Cloud Asset Inventory provides inventory services based on a time series database. This database keeps a five-week history of Google Cloud Platform (GCP) asset metadata. The Cloud Asset Inventory export service allows you to export all asset metadata at a certain timestamp or export event change history during a timeframe.

Google Cloud released Cloud Asset Inventory as GA on April 3, 2019. If your job is security, auditing or compliance (to name a few), then this service is important and can make your job easier. Google Cloud has 100+ services and trying to figure out what is running and where is challenging. Cloud Asset Inventory is a new tool that helps you manage cloud resources.

The Problem

In following along with this article and studying this documentation, I could not get the curl examples to work. The CLI commands worked.

My system is Windows 10. The commands are almost identical for Linux:

  • Change the line continuation character from ^ to \
  • Change variables from %TOKEN% to $TOKEN

I used this command to generate the OAuth token for the curl commands:

For Linux use:

Example curl command:

No matter what I tried I received this error:

This error had me trying over and over. I double check the path; I double check my auth token; I experimented. Then I remembered the command-line option --log-http. Let’s see what the CLI does.

The Research

The curl examples did not work, but the CLI examples worked. This means that the Asset Inventory service works, there is just an issue with the curl commands. The CLI has a command-line option --log-http that logs all HTTP server requests and responses to stderr. You can also set the config option core/log_http.

Example Command:

This resulted in the following output (truncated):

In studying the output, I noticed this line:

I then did a Google search and the only place I could find this header mentioned is here. The description for this header: “A request header that specifies a user project to bill for access charges associated with the request”. A first review of this description made little sense to me. Then I remembered that Google Cloud supports organizations and multiple billing accounts. Maybe this header is required for billing. Hmm, let’s try this header.

The Solution:

I then added this header to the curl command:

This resulted in the following output:

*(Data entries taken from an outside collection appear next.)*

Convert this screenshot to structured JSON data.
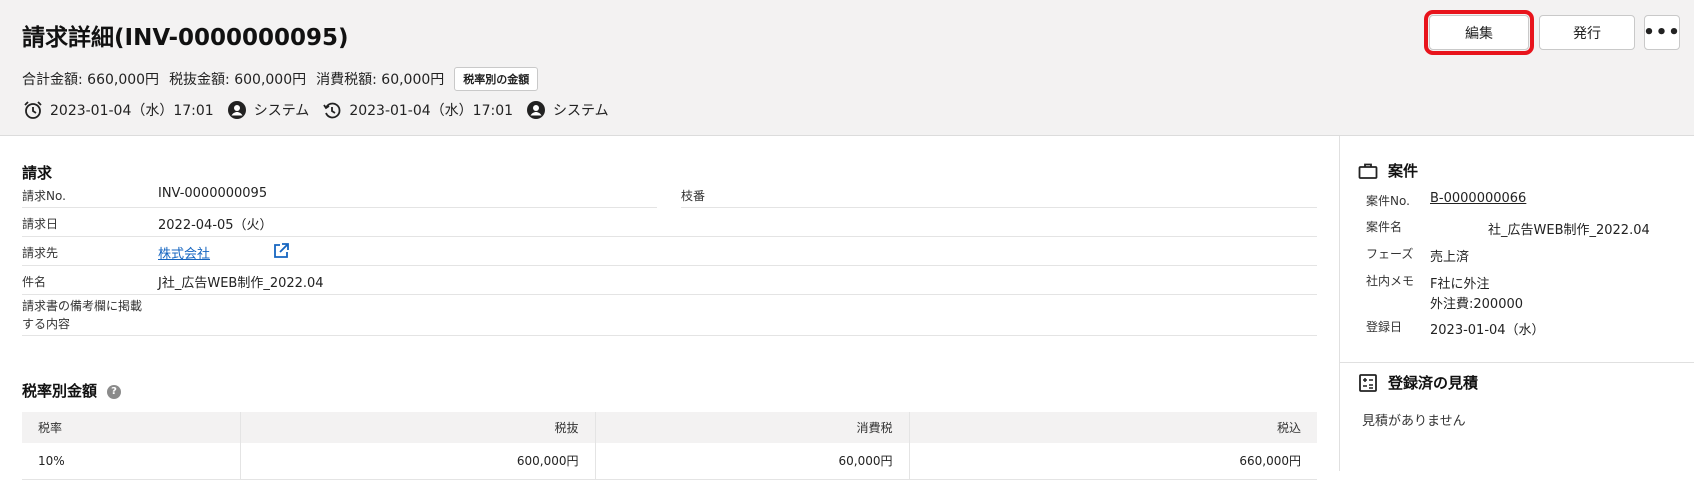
{
  "header": {
    "title": "請求詳細(INV-0000000095)",
    "summary": {
      "total": "合計金額: 660,000円",
      "subtotal": "税抜金額: 600,000円",
      "tax": "消費税額: 60,000円",
      "rate_button": "税率別の金額"
    },
    "meta": {
      "created_at": "2023-01-04（水）17:01",
      "created_by": "システム",
      "updated_at": "2023-01-04（水）17:01",
      "updated_by": "システム"
    },
    "actions": {
      "edit": "編集",
      "issue": "発行",
      "more": "•••"
    }
  },
  "invoice": {
    "section_title": "請求",
    "fields": {
      "no_label": "請求No.",
      "no_value": "INV-0000000095",
      "branch_label": "枝番",
      "date_label": "請求日",
      "date_value": "2022-04-05（火）",
      "client_label": "請求先",
      "client_value": "株式会社",
      "subject_label": "件名",
      "subject_value": "J社_広告WEB制作_2022.04",
      "remarks_label_1": "請求書の備考欄に掲載",
      "remarks_label_2": "する内容"
    }
  },
  "tax_table": {
    "section_title": "税率別金額",
    "help": "?",
    "columns": [
      "税率",
      "税抜",
      "消費税",
      "税込"
    ],
    "rows": [
      [
        "10%",
        "600,000円",
        "60,000円",
        "660,000円"
      ]
    ]
  },
  "side": {
    "case": {
      "title": "案件",
      "no_label": "案件No.",
      "no_value": "B-0000000066",
      "name_label": "案件名",
      "name_value": "社_広告WEB制作_2022.04",
      "phase_label": "フェーズ",
      "phase_value": "売上済",
      "memo_label": "社内メモ",
      "memo_line1": "F社に外注",
      "memo_line2": "外注費:200000",
      "reg_label": "登録日",
      "reg_value": "2023-01-04（水）"
    },
    "estimates": {
      "title": "登録済の見積",
      "empty": "見積がありません"
    }
  },
  "colors": {
    "header_bg": "#f3f2f2",
    "link": "#1565c0",
    "highlight": "#e8141c"
  }
}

Success.

This command runs asynchronously. In a few minutes, the asset inventory is written to Cloud Storage. The file format is Newline Delimited JSON. The output looks like this (truncated):

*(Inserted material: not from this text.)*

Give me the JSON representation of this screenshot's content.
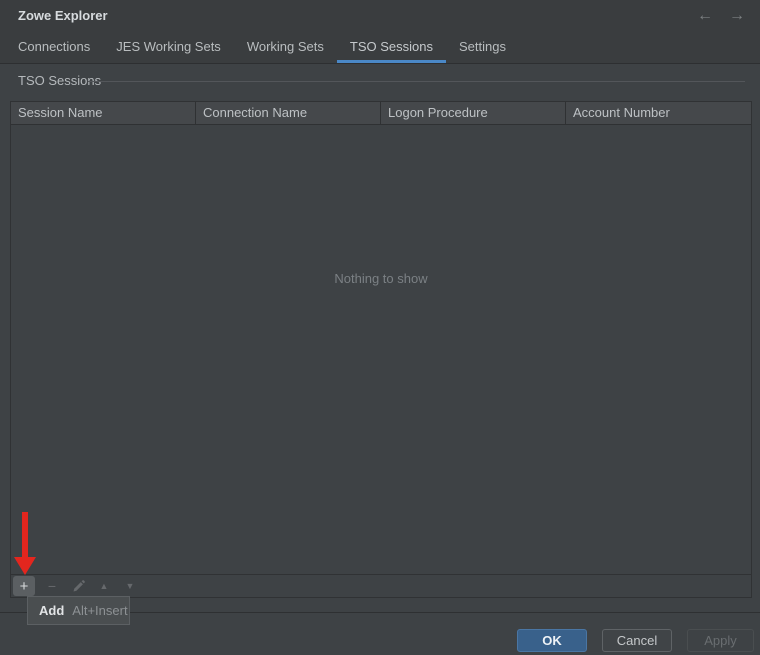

Summary

Cloud Asset Inventory looks to be a great product for Google Cloud. I intend to spend a lot more time digging into its features and options.

Whenever you are trying to figure out an API, use the CLI to prototype. Use the --log-http command-line option to create output that can help you figure out what the API really requires by referencing a real-world example.

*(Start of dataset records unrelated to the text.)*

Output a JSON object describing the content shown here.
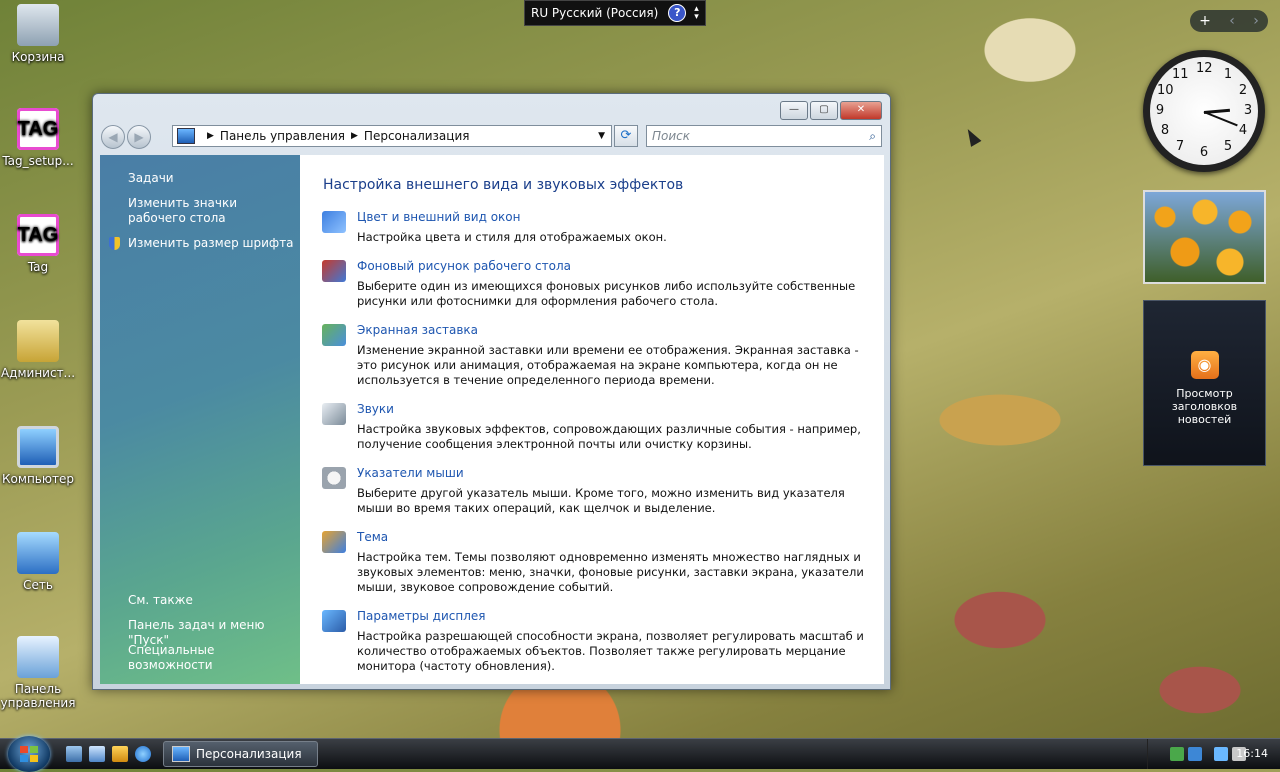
{
  "desktop": {
    "icons": [
      {
        "label": "Корзина"
      },
      {
        "label": "Tag_setup..."
      },
      {
        "label": "Tag"
      },
      {
        "label": "Админист..."
      },
      {
        "label": "Компьютер"
      },
      {
        "label": "Сеть"
      },
      {
        "label": "Панель управления"
      }
    ]
  },
  "langbar": {
    "text": "RU Русский (Россия)",
    "help": "?"
  },
  "sidebar": {
    "add": "+",
    "prev": "‹",
    "next": "›",
    "clock": {
      "time": "4:14"
    },
    "feeds": {
      "label": "Просмотр заголовков новостей",
      "icon": "rss-icon"
    }
  },
  "window": {
    "controls": {
      "minimize": "—",
      "maximize": "▢",
      "close": "✕"
    },
    "breadcrumb": [
      "Панель управления",
      "Персонализация"
    ],
    "search_placeholder": "Поиск",
    "left_pane": {
      "tasks_heading": "Задачи",
      "tasks": [
        "Изменить значки рабочего стола",
        "Изменить размер шрифта"
      ],
      "see_also_heading": "См. также",
      "see_also": [
        "Панель задач и меню \"Пуск\"",
        "Специальные возможности"
      ]
    },
    "heading": "Настройка внешнего вида и звуковых эффектов",
    "items": [
      {
        "title": "Цвет и внешний вид окон",
        "desc": "Настройка цвета и стиля для отображаемых окон."
      },
      {
        "title": "Фоновый рисунок рабочего стола",
        "desc": "Выберите один из имеющихся фоновых рисунков либо используйте собственные рисунки или фотоснимки для оформления рабочего стола."
      },
      {
        "title": "Экранная заставка",
        "desc": "Изменение экранной заставки или времени ее отображения. Экранная заставка - это рисунок или анимация, отображаемая на экране компьютера, когда он не используется в течение определенного периода времени."
      },
      {
        "title": "Звуки",
        "desc": "Настройка звуковых эффектов, сопровождающих различные события - например, получение сообщения электронной почты или очистку корзины."
      },
      {
        "title": "Указатели мыши",
        "desc": "Выберите другой указатель мыши. Кроме того, можно изменить вид указателя мыши во время таких операций, как щелчок и выделение."
      },
      {
        "title": "Тема",
        "desc": "Настройка тем. Темы позволяют одновременно изменять множество наглядных и звуковых элементов: меню, значки, фоновые рисунки, заставки экрана, указатели мыши, звуковое сопровождение событий."
      },
      {
        "title": "Параметры дисплея",
        "desc": "Настройка разрешающей способности экрана, позволяет регулировать масштаб и количество отображаемых объектов. Позволяет также регулировать мерцание монитора (частоту обновления)."
      }
    ]
  },
  "taskbar": {
    "active_window": "Персонализация",
    "time": "16:14"
  }
}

Reverse Engineering is both an art and a skill. For those of us that worked in the days of MS-DOS and Microsoft Windows, we would spend hours/days/months figuring out undocumented features so we could design competitive products. These skills result from thousands of hours of digging into a product/service/technology repeatedly.

More Information

Credits

I write free articles about technology. Recently, I learned about Pexels.com which provides free images. The image in this article is courtesy of Pixabay at Pexels.